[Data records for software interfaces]
= Beginning of Section =

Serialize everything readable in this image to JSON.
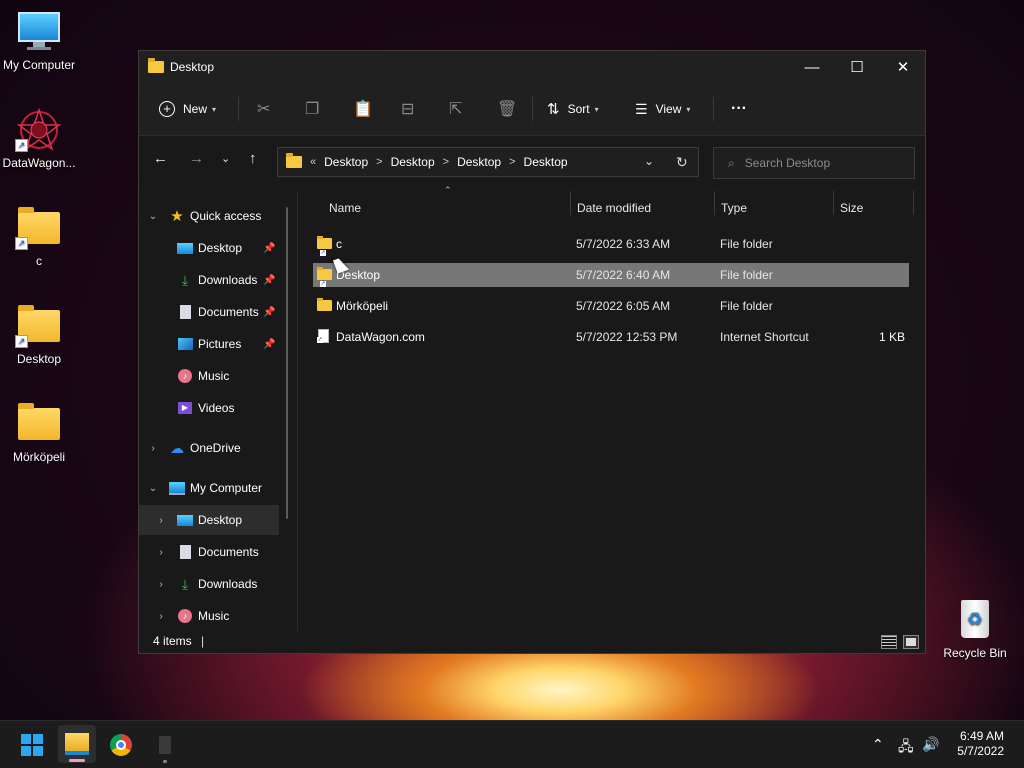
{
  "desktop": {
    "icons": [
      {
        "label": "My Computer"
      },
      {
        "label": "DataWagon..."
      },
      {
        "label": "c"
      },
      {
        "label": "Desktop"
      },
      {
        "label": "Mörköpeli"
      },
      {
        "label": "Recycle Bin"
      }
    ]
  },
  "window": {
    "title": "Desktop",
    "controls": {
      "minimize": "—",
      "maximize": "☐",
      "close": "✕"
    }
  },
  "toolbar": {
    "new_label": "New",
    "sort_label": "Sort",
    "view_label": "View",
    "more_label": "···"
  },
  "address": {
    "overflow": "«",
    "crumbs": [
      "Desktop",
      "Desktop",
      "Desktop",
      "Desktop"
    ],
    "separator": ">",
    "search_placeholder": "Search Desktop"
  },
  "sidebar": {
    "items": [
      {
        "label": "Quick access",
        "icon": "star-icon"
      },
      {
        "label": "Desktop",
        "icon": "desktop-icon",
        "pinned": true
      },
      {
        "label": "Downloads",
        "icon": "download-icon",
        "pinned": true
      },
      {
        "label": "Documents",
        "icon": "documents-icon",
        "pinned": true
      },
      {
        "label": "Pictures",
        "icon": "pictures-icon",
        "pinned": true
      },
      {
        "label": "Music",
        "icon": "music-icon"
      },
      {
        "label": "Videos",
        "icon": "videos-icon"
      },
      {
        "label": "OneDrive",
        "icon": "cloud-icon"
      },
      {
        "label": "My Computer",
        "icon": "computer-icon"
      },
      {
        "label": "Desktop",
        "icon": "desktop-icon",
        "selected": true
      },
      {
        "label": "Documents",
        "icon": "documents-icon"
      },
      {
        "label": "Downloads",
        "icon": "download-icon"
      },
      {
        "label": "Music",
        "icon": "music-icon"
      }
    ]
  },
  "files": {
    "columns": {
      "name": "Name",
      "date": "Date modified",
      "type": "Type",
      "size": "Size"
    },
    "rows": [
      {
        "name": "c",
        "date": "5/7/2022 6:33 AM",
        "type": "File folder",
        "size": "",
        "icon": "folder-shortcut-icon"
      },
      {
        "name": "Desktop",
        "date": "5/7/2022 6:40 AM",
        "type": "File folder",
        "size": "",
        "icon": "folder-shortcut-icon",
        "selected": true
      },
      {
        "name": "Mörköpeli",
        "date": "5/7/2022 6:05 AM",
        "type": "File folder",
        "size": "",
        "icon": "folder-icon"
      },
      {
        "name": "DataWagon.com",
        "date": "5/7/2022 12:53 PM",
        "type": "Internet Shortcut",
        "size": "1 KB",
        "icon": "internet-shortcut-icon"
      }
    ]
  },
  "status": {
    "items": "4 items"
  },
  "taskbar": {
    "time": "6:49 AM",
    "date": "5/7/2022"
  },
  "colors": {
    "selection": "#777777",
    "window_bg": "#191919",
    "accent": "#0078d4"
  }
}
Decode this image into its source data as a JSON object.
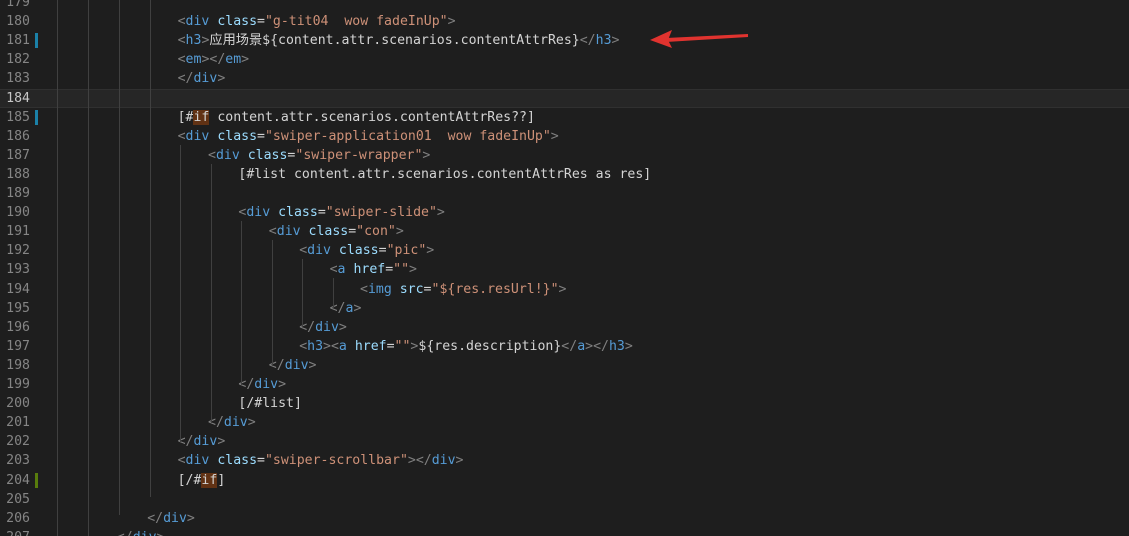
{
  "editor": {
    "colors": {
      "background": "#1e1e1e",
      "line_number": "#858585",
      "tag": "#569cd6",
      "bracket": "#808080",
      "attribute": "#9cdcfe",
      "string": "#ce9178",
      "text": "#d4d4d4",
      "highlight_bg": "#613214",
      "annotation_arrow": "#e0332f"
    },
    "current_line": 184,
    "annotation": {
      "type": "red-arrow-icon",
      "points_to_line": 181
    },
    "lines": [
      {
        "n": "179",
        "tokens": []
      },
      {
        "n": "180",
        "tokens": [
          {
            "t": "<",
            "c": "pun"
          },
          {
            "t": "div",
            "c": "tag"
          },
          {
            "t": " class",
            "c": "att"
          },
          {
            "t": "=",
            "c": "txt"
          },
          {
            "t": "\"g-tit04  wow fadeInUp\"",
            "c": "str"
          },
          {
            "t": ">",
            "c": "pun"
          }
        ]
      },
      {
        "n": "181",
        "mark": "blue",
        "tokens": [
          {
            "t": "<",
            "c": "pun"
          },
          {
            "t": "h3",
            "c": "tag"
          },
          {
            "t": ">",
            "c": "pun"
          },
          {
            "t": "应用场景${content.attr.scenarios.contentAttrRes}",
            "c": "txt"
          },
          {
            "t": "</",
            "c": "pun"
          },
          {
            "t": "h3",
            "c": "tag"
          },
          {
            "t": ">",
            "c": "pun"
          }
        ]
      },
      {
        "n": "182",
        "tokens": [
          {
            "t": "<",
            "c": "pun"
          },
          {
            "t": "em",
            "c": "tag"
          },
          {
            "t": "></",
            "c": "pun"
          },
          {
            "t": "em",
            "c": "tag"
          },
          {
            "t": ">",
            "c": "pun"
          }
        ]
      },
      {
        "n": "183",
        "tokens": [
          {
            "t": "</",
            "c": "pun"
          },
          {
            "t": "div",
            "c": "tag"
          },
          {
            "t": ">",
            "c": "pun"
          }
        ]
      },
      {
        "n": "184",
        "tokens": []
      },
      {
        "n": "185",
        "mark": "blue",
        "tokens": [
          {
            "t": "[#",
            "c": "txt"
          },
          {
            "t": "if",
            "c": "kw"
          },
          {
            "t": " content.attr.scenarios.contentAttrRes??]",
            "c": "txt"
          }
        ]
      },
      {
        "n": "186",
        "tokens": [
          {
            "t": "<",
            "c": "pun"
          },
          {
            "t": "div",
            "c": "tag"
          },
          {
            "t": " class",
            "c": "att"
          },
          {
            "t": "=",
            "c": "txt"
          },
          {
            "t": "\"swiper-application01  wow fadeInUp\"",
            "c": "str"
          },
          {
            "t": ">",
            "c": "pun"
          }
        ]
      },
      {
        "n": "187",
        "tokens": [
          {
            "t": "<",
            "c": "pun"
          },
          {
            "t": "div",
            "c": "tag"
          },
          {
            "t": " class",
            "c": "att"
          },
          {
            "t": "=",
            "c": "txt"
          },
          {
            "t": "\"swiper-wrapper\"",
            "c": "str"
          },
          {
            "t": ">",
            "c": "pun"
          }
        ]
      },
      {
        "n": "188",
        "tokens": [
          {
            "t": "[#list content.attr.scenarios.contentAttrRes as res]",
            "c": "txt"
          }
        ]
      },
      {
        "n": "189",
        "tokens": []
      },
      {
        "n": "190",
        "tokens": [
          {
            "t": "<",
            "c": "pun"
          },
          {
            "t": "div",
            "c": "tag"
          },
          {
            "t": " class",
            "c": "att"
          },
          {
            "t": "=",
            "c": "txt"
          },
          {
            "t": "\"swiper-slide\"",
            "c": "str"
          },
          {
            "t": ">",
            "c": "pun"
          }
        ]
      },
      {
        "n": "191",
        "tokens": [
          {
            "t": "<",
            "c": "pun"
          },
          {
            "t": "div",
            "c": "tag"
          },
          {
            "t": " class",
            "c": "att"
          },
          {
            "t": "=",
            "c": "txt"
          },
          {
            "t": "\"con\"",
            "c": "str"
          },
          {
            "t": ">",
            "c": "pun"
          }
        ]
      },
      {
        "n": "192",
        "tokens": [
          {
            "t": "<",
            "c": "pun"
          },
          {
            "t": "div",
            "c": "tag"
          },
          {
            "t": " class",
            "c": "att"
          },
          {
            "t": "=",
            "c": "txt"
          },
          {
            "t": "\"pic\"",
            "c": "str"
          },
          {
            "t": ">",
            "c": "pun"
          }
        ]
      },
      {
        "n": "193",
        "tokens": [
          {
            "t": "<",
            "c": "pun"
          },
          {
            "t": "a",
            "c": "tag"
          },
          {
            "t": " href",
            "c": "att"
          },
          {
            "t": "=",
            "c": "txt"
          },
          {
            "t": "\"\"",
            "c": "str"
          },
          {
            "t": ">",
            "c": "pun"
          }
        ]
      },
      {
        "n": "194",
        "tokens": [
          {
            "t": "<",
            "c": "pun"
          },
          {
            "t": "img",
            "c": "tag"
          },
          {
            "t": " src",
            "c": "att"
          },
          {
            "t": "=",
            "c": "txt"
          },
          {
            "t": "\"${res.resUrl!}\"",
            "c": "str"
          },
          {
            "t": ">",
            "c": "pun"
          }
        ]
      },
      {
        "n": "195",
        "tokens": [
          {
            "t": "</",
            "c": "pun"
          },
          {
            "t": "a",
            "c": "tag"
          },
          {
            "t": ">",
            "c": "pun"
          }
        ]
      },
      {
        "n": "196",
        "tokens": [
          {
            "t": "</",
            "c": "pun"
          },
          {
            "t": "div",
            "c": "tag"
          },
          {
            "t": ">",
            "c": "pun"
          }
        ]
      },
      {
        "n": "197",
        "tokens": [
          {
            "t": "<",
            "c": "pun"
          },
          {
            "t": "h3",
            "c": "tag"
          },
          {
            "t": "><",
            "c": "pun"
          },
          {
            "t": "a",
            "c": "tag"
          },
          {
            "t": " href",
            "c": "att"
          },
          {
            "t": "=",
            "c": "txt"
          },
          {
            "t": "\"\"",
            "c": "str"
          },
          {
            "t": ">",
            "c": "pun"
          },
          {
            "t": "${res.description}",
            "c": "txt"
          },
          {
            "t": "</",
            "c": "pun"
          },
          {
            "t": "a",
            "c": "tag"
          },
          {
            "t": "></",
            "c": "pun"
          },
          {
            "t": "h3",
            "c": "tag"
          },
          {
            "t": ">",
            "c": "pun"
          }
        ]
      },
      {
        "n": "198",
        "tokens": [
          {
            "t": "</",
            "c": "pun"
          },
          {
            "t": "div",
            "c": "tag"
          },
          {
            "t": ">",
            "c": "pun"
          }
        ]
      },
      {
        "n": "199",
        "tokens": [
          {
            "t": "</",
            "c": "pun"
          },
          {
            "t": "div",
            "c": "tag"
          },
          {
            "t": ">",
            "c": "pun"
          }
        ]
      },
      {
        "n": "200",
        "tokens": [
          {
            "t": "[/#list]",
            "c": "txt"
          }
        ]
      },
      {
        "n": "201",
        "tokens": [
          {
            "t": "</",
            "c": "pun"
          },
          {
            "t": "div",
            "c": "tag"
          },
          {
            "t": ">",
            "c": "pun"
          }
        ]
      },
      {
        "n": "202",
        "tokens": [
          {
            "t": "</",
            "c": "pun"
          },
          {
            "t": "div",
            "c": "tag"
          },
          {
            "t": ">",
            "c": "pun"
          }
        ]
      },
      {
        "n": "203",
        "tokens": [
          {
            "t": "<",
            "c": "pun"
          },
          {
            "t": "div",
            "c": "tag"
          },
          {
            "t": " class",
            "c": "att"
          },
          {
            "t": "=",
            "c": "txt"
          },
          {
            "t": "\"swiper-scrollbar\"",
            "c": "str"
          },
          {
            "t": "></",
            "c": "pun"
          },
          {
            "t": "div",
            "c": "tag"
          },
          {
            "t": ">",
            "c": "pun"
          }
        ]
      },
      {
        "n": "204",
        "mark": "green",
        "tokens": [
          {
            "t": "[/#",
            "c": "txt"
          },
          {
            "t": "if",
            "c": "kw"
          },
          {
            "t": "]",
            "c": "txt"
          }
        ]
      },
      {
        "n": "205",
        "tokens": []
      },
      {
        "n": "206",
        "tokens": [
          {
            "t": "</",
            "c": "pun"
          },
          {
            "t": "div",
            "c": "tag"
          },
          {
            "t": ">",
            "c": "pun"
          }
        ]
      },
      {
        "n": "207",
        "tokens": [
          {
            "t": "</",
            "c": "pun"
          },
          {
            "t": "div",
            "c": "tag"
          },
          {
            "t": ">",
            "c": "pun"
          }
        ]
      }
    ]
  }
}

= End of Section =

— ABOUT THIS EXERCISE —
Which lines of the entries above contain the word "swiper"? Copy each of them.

— RESPONSE TO THE TASK —
            "t": "\"swiper-application01  wow fadeInUp\"",
            "t": "\"swiper-wrapper\"",
            "t": "\"swiper-slide\"",
            "t": "\"swiper-scrollbar\"",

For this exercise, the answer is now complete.